- **PROVIDED DATA**
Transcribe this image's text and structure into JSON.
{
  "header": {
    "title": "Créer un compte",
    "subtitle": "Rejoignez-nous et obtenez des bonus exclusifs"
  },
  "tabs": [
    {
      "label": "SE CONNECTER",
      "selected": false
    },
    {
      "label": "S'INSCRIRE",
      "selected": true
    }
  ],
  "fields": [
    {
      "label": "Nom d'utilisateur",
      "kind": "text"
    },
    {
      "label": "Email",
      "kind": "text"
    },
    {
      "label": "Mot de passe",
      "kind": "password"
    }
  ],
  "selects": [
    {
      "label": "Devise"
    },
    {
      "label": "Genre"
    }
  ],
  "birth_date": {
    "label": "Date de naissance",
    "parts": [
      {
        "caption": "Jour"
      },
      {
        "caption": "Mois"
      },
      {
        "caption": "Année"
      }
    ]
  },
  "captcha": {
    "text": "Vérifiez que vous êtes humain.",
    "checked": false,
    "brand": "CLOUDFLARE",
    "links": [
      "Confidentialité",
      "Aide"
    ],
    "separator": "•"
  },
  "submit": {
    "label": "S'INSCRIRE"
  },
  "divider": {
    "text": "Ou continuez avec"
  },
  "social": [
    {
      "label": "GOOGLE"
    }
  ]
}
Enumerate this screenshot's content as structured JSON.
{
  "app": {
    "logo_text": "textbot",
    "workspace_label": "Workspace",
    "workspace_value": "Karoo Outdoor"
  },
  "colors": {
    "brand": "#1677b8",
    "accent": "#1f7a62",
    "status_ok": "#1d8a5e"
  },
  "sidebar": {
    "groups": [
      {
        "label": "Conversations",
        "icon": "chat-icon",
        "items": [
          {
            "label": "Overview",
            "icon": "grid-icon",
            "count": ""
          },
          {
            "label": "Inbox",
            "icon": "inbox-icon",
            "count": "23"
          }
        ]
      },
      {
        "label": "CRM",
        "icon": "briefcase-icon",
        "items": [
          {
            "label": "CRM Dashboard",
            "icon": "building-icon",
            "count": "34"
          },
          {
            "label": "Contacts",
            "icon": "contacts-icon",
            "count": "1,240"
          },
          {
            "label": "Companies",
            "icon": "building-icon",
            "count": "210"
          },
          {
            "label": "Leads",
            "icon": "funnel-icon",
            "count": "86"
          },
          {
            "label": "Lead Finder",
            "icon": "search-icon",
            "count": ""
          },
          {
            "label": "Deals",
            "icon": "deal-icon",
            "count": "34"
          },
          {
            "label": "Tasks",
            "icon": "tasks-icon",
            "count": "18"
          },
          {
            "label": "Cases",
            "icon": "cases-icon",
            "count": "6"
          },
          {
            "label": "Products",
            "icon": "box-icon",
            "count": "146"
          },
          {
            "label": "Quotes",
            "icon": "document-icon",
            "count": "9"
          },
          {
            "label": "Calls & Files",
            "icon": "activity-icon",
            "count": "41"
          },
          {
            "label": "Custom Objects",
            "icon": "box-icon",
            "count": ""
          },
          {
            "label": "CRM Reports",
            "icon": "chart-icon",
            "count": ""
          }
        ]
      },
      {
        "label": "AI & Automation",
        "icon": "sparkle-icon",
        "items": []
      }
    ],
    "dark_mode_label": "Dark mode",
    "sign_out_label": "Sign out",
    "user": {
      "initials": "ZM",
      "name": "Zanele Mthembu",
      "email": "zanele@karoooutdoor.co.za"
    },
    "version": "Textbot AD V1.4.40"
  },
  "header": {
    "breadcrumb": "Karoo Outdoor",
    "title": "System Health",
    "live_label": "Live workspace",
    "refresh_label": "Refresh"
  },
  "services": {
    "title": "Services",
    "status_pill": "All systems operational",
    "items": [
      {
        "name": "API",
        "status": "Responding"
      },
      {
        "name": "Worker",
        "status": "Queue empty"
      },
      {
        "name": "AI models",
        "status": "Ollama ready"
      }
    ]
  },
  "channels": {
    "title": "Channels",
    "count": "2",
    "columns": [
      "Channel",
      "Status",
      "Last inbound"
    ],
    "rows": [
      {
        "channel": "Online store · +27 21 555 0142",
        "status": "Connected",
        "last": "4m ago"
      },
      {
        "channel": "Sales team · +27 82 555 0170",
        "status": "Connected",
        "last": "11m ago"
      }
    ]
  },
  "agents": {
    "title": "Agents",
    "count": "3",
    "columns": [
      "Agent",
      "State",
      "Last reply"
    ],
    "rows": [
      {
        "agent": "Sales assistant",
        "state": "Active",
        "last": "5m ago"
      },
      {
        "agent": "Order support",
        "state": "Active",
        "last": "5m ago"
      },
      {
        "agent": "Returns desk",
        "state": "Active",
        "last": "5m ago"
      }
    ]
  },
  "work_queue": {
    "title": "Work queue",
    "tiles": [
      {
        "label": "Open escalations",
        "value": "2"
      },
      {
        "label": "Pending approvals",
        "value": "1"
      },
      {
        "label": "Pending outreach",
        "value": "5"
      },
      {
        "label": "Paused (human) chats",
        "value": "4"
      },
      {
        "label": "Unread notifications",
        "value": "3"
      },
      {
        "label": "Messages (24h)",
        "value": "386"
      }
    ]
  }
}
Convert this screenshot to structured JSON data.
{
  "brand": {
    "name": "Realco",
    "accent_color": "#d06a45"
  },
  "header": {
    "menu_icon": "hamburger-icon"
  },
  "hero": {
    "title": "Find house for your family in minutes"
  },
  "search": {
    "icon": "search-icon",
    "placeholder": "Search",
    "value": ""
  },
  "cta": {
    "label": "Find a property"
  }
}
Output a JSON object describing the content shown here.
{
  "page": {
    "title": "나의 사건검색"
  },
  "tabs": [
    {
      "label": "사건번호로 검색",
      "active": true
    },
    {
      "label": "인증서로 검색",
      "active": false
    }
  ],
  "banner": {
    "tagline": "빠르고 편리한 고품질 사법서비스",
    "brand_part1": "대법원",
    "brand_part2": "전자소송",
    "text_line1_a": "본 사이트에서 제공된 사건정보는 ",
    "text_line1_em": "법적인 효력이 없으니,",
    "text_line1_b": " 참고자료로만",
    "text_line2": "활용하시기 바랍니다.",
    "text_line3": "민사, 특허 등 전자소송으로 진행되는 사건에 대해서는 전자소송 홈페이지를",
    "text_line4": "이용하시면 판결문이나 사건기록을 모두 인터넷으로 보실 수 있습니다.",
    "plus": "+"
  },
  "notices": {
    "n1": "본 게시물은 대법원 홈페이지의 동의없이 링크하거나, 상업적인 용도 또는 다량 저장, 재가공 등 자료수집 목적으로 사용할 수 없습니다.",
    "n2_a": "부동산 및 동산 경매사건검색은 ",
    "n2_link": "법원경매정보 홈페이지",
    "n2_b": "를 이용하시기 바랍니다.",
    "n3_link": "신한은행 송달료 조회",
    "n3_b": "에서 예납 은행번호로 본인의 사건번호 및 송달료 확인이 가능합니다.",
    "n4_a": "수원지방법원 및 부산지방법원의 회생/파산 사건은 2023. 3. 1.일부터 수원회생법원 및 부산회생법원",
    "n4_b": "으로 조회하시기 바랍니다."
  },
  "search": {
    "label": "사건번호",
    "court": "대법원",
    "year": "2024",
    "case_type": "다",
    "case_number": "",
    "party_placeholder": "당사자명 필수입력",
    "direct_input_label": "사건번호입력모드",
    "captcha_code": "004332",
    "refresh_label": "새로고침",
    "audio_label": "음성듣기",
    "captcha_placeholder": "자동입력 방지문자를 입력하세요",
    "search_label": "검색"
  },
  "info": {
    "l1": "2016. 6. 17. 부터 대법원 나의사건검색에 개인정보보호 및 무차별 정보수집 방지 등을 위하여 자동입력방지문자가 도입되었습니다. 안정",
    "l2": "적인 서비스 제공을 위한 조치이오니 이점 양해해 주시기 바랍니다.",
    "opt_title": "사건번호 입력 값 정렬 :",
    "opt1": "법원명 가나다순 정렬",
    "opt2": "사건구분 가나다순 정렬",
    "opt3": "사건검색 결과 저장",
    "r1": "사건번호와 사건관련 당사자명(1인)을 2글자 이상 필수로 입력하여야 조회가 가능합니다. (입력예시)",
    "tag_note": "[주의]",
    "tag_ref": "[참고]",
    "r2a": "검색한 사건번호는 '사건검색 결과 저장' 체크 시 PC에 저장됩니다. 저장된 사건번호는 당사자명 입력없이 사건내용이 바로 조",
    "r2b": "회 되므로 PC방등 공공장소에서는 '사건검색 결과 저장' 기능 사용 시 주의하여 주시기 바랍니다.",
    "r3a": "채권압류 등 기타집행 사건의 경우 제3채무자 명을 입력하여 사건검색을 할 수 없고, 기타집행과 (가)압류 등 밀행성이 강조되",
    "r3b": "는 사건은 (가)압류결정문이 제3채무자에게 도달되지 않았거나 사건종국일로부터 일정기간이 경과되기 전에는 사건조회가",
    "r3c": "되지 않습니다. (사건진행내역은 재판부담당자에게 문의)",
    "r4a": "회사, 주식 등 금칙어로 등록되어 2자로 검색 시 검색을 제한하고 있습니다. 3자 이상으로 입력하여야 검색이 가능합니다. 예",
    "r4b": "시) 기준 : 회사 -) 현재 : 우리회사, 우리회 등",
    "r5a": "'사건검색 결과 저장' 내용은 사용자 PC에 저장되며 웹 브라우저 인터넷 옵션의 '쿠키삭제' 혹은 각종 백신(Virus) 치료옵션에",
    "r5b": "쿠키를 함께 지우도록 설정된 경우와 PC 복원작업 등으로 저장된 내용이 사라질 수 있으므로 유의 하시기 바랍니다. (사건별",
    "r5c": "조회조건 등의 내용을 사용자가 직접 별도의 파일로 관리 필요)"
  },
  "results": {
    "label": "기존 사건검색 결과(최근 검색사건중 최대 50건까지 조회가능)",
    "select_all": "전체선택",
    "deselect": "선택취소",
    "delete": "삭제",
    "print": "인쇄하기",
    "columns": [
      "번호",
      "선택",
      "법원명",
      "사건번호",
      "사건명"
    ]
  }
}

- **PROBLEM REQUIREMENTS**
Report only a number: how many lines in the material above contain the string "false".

- **OUTPUT OF THE EXERCISE**
3